Mitt Romney's Panic Over Imaginary Ghosts From the Right
Jonah Goldberg pens just about the most scathing critique of Mitt Romney that I've ever seen in the LA Times today. I don't think he meant it to be quite as scathing as all that, but in the end it is. The subject is Richard Grenell, the gay foreign policy spokesman who left the Romney campaign after vitriolic attacks from Bryan Fischer, a radio host with the American Family Association. Here's Goldberg:
I've talked to many prominent Christian conservatives about this, and the idea that Fischer speaks for them is ludicrous. Fischer, who's argued that the 1st Amendment doesn't protect the religious freedom of non-Christians, doesn't speak for any members of the Christian right I know.
Gagging Grenell was a bad play for the Romney team because it guaranteed the issue wouldn't go away. The only way to dispel concerns about the man's fitness for the job was to let him do his job. Muzzling him until he resigned was the worst possible way to handle it because all it did was feed crocodiles like Fischer.
So: not only did Romney feel like he had to appease the Christian right in a particularly craven way, but he wasn't even appeasing the Christian right. Instead he was seized by panic, appeasing an imagined Christian right that — if Goldberg is correct — didn't really have all that big a problem with Grenell in the first place.
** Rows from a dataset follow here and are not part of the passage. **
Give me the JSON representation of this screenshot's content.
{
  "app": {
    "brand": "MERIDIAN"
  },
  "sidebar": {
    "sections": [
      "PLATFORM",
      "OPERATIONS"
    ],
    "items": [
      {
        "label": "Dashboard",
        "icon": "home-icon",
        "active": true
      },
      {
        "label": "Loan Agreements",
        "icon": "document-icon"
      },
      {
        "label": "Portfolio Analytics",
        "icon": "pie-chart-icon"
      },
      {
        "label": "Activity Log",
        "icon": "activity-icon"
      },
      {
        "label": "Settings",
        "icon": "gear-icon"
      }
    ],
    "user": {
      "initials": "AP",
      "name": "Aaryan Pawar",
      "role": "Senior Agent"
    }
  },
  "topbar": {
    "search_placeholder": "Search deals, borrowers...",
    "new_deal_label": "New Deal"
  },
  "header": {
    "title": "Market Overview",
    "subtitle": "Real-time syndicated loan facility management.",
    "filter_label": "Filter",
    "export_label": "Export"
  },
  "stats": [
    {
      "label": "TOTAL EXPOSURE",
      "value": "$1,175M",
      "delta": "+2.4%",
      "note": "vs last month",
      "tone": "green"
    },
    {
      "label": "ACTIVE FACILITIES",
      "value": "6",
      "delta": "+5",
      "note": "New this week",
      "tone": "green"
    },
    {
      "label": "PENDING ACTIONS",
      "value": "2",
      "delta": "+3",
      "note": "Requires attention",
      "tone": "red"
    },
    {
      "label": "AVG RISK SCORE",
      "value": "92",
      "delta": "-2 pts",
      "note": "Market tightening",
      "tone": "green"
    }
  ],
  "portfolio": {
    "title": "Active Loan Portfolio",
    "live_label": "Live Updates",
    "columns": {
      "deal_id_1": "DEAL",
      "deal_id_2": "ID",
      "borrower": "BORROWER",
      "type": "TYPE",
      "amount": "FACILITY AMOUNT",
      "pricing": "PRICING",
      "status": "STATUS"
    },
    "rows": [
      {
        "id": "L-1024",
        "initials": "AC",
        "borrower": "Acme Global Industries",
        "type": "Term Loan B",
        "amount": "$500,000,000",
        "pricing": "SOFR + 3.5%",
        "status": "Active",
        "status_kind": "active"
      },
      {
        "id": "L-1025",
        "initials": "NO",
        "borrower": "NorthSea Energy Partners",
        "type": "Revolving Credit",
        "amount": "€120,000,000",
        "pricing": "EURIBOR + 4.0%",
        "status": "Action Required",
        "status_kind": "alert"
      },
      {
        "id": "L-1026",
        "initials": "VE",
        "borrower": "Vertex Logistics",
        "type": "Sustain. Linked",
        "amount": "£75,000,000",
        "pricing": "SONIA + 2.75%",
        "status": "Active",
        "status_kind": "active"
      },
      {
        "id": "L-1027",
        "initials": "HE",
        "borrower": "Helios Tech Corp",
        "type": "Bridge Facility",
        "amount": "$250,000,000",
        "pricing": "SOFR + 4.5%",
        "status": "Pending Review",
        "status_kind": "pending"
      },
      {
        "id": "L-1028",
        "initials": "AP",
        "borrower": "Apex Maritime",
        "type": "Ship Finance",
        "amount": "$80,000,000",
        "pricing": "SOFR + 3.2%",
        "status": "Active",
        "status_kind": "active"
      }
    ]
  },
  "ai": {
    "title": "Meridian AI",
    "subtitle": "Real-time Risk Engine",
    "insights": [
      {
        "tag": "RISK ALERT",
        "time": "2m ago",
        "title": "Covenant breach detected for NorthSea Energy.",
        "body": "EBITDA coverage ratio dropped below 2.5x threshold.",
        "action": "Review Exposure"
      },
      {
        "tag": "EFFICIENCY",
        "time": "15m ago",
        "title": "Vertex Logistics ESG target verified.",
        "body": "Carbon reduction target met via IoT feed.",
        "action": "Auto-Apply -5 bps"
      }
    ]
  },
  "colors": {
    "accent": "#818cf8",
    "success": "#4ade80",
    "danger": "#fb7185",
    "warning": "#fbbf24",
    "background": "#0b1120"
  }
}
Apparently the mere whiff of opposition from the social conservative base was enough to send Romney scurrying for cover.
I'm not plugged into movement conservatism enough to know if this is right. But if it is, it's a brutal indictment of Romney's fitness to be president.